- Ramya on sedition case: Will not apologise for my Pakistan remark, said nothing wrong
- I can't fight against the government or AFI, but I know the truth: OP Jaisha
- From Rajasthan to Bihar: Tracking floods in north India
- Kashmir unrest: Curfew lifted from parts of Srinagar
APROPOS 'Sonia tours: BJP, Modi cash in on 1,880-cr "error"'(IE, October 3), the controversy on Sonia Gandhi's foreign travel expenditure refuses to die down, mainly thanks to the clumsy handling of the matter by Congress spokespersons. The original RTI query was only to do with the Congress chief's travel expenses, it did not enquire specifically about her travel for health reasons. However, her representatives refuse to give a straight reply and to clarify whether these were borne personally or by the public exchequer. Why is the Congress is so secretive about its leaders' expenses?
— M. Ratan
OCTOBER 2 happens to be the birthday of our former prime minister, the late Lal Bahadur Shastri. Shastri is remembered for his down-to-earth nature, his austerity and above all, his patriotism and unmatched courage. The credit for India's victory over Pakistan in 1965 may go largely to him. But the leader has been forgotten. We associate October 2 only with Mahatma Gandhi.
— Hansraj Bhat
Clutching at straws
WHEN the Supreme Court delivered its judgment on the presidential reference over the 2G spectrum case, the Congress expressed much delight and saw it as a victory for the party ('Courting reason', IE, October 3). But after a closer study of the verdict and clarifications offered by legal experts, it has become clear that this is in fact a landmark judgment that will pave the way for complete transparency in the allocation of natural resources by any government in the future. There is no reason for a particular party to rejoice.
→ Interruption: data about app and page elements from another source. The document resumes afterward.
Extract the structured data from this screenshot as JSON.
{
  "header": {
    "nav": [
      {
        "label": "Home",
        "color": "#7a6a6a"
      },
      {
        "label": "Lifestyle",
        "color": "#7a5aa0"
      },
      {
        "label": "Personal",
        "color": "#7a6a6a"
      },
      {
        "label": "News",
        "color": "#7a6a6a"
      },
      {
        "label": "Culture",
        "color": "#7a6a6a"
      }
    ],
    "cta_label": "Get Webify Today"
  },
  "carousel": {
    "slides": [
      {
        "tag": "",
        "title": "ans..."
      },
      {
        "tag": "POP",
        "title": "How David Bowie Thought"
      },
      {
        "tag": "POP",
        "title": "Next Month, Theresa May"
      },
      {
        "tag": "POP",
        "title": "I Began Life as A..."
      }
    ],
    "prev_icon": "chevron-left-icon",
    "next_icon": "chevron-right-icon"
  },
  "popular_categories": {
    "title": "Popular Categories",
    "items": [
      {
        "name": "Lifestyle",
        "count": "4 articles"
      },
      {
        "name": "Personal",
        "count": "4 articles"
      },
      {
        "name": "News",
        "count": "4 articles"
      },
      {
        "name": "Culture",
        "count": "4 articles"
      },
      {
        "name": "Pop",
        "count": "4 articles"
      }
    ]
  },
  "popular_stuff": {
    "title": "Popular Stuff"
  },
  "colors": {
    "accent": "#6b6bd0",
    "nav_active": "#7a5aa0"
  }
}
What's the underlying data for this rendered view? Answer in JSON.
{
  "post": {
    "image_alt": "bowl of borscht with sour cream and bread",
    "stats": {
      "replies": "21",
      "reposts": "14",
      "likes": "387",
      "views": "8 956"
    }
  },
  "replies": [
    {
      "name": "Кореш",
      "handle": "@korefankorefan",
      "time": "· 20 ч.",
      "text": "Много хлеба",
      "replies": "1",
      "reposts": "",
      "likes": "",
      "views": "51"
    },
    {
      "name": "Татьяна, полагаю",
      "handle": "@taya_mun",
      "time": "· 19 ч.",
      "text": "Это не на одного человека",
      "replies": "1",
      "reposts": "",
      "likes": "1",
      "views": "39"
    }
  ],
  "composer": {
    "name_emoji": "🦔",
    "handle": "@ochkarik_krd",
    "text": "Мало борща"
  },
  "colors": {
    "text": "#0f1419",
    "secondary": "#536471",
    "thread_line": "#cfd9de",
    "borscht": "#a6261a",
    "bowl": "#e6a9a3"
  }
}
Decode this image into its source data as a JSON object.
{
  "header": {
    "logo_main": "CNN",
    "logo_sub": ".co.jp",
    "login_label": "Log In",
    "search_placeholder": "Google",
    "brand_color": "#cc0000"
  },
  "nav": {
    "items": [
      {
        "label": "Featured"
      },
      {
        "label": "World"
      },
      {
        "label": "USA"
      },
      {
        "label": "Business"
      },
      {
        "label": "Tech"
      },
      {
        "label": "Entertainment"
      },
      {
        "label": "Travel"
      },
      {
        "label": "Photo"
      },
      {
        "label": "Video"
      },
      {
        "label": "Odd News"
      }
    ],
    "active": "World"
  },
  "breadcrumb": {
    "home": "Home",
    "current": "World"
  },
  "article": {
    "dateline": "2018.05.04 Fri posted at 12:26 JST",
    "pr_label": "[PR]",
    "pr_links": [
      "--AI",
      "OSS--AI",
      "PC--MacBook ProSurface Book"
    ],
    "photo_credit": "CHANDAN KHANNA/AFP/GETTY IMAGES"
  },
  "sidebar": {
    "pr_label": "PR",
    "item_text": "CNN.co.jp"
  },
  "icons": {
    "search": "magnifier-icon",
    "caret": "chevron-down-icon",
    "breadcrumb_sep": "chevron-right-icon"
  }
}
It seems that the Congress is clutching at straws to stay afloat and divert people's attention from its failures.
— M.K. Jinsi
Out of tune
APROPOS 'A duet of disharmony' (IE, September 28), Lata Mangeshkar's statement about the late Mohammad Rafi reminded me of a particular quote: "The vanquished never speaks well of the victor."
- Tension between the executive and judiciary could play out in creative, or destructive, ways
- Mental Health Bill tries to address complex issues, but it’s a work in progress
- Modi’s recent statements could help end the troubled region’s long international isolation
- Divya Spandana: Pakistan is no hell, I stand by my remarks
- The freedom from unreason
- Cow protection, paradoxically, poses a threat to the BJP’s project of Hindu unity